  • New research from our scientists found that the tests used to define how aggressive prostate cancer is underestimated the severity of the disease in over half of cases assessed during their study. The Telegraph and The Guardian were among the many media outlets to cover the research.
  • The Independent covered early results from the AACR cancer conference in the US showing that a new treatment which encourages the body’s own immune system to target cancer cells could be used to treat patients with advanced melanoma, the deadliest form of skin cancer.
  • The Mail Online and The Telegraph covered research showing that a high fat diet is linked to a type of breast cancer sensitive to both the hormones oestrogen and progesterone. It’s still not clear exactly what role saturated fat may play in breast cancer risk. Our advice is eat a healthy, balanced diet, low in saturated fat, salt and red and processed meat and high in fibre, fruit and vegetables.
  • US researchers found that a drug used to reduce the levels of copper in the body slows the growth of tumours driven by a faulty version of a protein called BRAF in mice. It’s early days, but this could offer a new way to target cancers, such as melanoma, that rely on faulty forms of BRAF. The Mail Online covered this and NHS Choices gave an excellent breakdown of the findings (although the Telegraph’s headline got the story the wrong way round…)
  • Following the recent 50th anniversary of Epstein-Barr virus (EBV), the BBC covered the serendipity of its discovery. And we concluded our two part story on the virus with a look at the ongoing research that could help prevent and treat cases of cancer linked to the infection in the future. We’ve also got a special edition of our monthly podcast focusing on 50 years of EBV, including interviews with Anthony Epstein himself and other key researchers.
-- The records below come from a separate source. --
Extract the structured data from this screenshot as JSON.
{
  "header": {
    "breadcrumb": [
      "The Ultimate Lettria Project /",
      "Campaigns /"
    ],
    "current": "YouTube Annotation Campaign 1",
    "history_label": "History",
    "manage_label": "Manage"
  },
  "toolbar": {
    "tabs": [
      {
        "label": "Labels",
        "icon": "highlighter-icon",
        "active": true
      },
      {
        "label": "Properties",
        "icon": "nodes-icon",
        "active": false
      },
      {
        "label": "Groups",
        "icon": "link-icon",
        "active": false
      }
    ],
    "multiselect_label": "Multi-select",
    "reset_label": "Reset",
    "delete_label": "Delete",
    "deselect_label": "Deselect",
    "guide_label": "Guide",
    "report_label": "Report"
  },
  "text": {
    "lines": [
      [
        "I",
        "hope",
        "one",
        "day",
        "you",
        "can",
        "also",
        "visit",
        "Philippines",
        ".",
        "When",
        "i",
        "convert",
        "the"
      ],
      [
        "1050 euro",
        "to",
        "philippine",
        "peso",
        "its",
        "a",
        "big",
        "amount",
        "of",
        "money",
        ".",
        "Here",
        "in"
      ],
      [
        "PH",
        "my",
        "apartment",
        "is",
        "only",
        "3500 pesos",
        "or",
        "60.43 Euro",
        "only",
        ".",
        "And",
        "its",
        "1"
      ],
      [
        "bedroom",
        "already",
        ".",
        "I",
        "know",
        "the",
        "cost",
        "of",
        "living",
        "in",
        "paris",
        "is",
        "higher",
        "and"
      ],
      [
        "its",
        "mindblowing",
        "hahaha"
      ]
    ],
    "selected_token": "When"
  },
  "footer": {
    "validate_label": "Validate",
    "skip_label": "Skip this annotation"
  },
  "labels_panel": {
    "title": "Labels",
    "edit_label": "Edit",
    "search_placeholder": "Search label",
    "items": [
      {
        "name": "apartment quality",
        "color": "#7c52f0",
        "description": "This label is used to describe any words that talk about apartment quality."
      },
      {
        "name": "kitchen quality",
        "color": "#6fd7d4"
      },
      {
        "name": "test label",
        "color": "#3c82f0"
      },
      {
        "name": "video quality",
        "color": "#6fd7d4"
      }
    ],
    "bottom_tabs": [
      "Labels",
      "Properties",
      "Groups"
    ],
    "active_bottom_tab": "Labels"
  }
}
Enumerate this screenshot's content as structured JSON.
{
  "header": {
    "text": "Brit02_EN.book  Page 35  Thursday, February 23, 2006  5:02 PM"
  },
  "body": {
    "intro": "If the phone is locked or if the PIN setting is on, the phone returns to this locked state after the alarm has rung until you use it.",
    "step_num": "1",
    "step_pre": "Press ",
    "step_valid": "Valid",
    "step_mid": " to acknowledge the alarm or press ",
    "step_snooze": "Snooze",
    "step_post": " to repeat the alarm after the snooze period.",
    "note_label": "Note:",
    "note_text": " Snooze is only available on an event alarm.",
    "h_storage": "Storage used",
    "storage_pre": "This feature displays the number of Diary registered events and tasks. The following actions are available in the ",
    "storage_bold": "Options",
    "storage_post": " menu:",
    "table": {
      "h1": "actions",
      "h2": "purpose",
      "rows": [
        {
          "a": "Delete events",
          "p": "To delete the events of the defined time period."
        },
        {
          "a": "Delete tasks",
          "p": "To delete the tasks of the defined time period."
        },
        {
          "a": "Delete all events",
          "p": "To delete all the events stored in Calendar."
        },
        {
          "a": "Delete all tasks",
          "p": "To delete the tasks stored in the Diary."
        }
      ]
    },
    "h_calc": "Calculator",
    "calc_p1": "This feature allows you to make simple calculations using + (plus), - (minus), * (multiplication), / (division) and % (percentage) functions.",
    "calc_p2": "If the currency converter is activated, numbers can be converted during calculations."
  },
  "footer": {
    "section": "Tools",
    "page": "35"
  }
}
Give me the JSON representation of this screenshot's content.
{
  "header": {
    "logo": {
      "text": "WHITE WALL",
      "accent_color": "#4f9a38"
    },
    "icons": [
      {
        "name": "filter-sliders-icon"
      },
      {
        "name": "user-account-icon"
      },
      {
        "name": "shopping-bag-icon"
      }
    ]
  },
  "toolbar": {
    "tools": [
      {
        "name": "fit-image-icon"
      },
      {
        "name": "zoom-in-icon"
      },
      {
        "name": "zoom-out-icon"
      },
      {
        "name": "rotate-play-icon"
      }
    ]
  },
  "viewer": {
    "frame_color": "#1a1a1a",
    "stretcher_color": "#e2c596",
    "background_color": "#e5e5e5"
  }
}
  • The phrase ‘zombie cancer cells’ caught our eye this week. It referred to an intriguing bit of early research showing that cancer cells could use a cellular recycling system called autophagy to resurrect themselves during the process of cell death. MedicalXpress has more info.
  • This interesting article from the Independent explored how maths is being used to plot the evolutionary journey of cancer and how this could be used to support research in the lab.

And finally

  • Premature headlines followed some interesting early research showing that DNA released by a tumour into the blood could be used to detect a certain type of lung cancer. This is a fascinating area of research – and one that we’ve written about before – but more work is needed to test the technique in larger numbers of people before we can be sure it is reliable. This NHS Choices article has an in depth breakdown of the findings.